Louisiana Rep. Steve Scalise said "women deserve to be treated with respect. Period," and that Trump should make "a direct apology." Iowa Sen. Joni Ernst, a rising star in the party, called Trump's remarks "lewd and insulting." Kentucky Sen. Rand Paul called Trump's comments "offensive and unacceptable" -- but a spokesman didn't respond when asked if Paul was still going to vote for Trump
Pence for president
Several Republicans said Pence should lead the ticket.
South Dakota Sen. John Thune, the No. 3 Senate Republican and a member of Majority Leader Mitch McConnell's inner circle, wants Trump to "withdraw," saying, "Mike Pence should be our nominee effective immediately." Nevada Rep. Joe Heck -- who is running for Democratic leader Harry Reid's Senate seat -- said Trump should "step down and allow Republicans the opportunity to elect someone who will provide us with the strong leadership so desperately needed." South Dakota Gov. Dennis Daugaard is backing Pence tweeting that "enough is enough" and "this election is too important" to keep backing Trump. Dan Sullivan, Alaska's junior Republican senator, called on Trump to step aside for Pence as the billionaire "can't lead on critical issue of ending domestic violence and sexual assault." "It would be wise for him to step aside and allow Mike Pence to serve as our party's nominee," Nebraska Sen. Deb Fischer tweeted. Rep. Ann Wagner, R-Missouri, wrote, "I withdraw my endorsement and call for Governor Pence to take the lead so we can defeat Hillary Clinton." Colorado Sen. Cory Gardner said if Trump wishes to defeat Clinton, he must "step aside," adding, "I will not vote for Donald Trump." Utah Sen. Mike Lee posted a Facebook video asking Trump to step down: "Your conduct, sir, is the distraction." Illinois Sen. Mark Kirk tweeted that Trump should drop out and that Republican Party leaders should engage rules for an emergency replacement.
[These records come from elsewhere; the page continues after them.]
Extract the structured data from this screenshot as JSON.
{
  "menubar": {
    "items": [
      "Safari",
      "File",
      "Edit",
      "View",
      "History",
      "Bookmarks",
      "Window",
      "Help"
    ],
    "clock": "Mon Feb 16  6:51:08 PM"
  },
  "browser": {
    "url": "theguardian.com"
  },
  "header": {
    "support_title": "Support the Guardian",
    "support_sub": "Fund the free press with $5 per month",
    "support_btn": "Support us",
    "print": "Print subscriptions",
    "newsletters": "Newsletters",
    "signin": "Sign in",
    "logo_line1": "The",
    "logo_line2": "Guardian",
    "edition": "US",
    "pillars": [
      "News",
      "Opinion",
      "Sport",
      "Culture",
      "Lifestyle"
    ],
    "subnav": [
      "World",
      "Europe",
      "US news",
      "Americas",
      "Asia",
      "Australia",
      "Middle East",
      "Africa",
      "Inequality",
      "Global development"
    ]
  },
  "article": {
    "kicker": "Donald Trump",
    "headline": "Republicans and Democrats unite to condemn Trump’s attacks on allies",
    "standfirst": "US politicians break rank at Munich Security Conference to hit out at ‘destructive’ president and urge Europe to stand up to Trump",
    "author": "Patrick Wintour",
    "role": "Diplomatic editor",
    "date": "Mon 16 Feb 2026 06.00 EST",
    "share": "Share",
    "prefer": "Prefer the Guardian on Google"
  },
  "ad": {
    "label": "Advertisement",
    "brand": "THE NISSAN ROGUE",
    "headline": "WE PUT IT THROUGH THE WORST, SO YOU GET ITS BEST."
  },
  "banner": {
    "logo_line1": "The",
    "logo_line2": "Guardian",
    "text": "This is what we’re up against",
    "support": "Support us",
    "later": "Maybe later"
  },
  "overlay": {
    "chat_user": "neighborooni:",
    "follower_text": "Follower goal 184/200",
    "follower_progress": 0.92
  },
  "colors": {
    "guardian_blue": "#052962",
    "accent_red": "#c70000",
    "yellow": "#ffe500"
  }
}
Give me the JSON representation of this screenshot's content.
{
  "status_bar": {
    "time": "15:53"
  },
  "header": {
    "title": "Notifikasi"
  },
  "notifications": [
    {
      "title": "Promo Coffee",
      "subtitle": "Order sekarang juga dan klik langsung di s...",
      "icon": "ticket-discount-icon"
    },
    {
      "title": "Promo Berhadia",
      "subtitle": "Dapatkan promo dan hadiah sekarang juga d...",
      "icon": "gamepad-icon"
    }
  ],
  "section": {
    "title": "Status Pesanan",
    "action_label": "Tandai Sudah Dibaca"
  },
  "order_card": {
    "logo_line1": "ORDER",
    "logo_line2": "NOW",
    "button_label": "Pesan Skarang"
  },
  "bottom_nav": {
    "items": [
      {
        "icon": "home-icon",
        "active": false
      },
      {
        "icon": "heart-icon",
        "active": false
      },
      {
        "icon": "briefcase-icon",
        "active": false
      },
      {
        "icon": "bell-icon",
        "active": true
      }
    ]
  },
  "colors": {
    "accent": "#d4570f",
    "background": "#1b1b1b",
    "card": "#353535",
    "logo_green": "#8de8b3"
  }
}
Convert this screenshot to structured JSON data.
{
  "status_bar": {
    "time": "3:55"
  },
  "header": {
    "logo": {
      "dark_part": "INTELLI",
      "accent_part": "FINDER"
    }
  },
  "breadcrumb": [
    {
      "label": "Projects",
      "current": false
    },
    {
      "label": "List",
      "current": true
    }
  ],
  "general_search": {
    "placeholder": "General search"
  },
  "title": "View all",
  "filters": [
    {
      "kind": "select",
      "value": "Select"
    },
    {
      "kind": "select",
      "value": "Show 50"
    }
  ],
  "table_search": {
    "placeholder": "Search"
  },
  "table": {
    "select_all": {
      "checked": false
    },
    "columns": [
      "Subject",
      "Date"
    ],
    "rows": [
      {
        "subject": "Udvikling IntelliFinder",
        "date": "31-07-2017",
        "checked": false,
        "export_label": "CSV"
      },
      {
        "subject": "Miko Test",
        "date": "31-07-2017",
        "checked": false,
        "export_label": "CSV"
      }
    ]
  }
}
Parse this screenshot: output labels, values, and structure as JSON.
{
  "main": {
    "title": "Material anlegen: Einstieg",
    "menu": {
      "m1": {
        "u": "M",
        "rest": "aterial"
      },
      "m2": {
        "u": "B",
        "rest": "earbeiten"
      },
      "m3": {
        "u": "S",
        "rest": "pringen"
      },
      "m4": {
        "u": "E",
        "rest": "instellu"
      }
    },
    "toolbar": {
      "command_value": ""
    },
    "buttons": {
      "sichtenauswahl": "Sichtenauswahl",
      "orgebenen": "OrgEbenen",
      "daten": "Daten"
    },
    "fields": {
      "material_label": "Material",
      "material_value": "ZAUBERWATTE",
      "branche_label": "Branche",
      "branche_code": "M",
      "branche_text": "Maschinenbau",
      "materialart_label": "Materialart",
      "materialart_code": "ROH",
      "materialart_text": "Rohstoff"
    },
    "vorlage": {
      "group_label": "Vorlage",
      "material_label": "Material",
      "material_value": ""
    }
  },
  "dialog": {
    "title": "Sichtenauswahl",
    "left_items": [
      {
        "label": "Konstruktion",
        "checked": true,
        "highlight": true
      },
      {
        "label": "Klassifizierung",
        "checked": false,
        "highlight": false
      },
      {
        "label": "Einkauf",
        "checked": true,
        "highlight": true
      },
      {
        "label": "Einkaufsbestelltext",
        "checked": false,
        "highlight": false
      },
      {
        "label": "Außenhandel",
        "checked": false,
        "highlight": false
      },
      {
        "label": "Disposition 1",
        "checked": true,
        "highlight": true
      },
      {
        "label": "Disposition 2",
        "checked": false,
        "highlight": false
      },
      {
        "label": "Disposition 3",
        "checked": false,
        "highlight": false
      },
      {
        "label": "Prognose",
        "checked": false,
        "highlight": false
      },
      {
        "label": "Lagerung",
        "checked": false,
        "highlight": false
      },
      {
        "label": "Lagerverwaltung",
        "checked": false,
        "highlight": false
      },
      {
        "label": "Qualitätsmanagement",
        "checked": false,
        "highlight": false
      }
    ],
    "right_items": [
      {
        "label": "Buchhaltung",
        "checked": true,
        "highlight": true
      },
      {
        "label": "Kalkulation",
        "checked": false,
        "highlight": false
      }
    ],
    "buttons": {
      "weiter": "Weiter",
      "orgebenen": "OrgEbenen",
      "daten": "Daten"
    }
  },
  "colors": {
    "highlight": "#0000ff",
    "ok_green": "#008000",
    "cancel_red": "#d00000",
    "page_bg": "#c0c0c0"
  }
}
#NeverTrump digs in
Republicans who have opposed Trump for months were only too happy to once again declare their opposition to him.
Former presidential candidate Jeb Bush said that "no apology can excuse away Donald Trump's reprehensible comments degrading women." Ohio Gov. John Kasich on Saturday made it clear he would not vote for Trump, adding, "Nothing that has happened in the last 48 hours is surprising to me or many others." Nebraska Sen. Ben Sasse tweeted, "character matters" and said Trump should "make an honorable move" and "step aside & let Mike Pence try." Former California Gov. Arnold Schwarzenegger -- who campaigned with Kasich during the primaries -- said Saturday this election will be the first presidential contest where he won't vote for the GOP candidate. And former Hewlett-Packard CEO Carly Fiorina -- a Trump rival during the primary season -- issued a statement backing Pence and saying, "Donald Trump does not represent me or my party."